----- WORKING DATA

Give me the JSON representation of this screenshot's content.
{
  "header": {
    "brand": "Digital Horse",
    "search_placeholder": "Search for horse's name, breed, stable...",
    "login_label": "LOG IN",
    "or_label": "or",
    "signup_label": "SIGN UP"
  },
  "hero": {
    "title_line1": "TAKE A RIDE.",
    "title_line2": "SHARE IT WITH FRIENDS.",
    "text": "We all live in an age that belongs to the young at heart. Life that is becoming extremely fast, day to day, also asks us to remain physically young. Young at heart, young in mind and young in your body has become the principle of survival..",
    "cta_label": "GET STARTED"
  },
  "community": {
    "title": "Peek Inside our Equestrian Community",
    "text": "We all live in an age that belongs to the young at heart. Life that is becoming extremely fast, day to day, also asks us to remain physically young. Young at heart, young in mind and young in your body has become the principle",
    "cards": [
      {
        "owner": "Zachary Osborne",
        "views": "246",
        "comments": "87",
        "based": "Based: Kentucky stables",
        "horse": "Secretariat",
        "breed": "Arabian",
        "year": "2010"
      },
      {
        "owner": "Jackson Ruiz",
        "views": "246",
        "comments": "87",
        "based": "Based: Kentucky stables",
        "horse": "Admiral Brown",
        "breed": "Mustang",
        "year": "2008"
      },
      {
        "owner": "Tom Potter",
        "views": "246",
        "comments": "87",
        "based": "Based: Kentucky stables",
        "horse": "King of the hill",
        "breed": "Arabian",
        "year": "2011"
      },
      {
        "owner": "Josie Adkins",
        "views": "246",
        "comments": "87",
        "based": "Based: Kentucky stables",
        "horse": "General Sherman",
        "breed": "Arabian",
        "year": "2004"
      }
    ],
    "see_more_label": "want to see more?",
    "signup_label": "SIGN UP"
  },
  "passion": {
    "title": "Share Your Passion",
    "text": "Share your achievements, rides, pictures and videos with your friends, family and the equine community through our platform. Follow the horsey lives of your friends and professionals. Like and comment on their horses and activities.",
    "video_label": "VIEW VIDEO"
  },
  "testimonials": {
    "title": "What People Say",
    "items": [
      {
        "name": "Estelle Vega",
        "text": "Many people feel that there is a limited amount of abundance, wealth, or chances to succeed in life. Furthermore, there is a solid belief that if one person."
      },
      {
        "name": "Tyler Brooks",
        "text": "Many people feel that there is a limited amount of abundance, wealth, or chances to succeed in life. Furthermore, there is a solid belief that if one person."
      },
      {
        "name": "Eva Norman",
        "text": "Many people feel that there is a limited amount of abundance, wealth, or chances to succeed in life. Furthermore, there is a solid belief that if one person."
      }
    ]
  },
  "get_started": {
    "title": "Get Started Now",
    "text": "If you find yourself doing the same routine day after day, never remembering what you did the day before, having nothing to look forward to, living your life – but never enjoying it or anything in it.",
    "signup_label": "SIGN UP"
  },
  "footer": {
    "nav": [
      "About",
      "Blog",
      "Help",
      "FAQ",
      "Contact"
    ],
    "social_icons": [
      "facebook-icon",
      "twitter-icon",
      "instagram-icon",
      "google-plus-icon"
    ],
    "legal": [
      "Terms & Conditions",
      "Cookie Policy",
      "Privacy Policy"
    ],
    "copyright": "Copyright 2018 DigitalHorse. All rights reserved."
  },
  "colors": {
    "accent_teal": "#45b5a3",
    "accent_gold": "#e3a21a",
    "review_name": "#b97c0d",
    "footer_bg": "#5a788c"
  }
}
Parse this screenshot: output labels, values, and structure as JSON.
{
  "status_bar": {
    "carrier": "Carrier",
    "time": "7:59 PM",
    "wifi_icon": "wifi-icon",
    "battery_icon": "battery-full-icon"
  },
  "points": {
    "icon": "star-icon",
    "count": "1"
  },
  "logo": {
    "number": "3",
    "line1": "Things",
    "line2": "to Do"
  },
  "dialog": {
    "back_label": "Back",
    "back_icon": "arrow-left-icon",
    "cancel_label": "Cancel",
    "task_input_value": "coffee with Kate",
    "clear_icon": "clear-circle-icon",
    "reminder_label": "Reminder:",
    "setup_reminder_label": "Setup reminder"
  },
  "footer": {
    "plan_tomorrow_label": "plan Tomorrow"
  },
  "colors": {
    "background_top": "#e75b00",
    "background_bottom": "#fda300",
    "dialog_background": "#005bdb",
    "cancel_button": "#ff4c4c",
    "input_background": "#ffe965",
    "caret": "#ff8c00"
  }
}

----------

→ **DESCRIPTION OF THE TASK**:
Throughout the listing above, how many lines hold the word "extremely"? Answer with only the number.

→ **TASK OUTPUT**:
2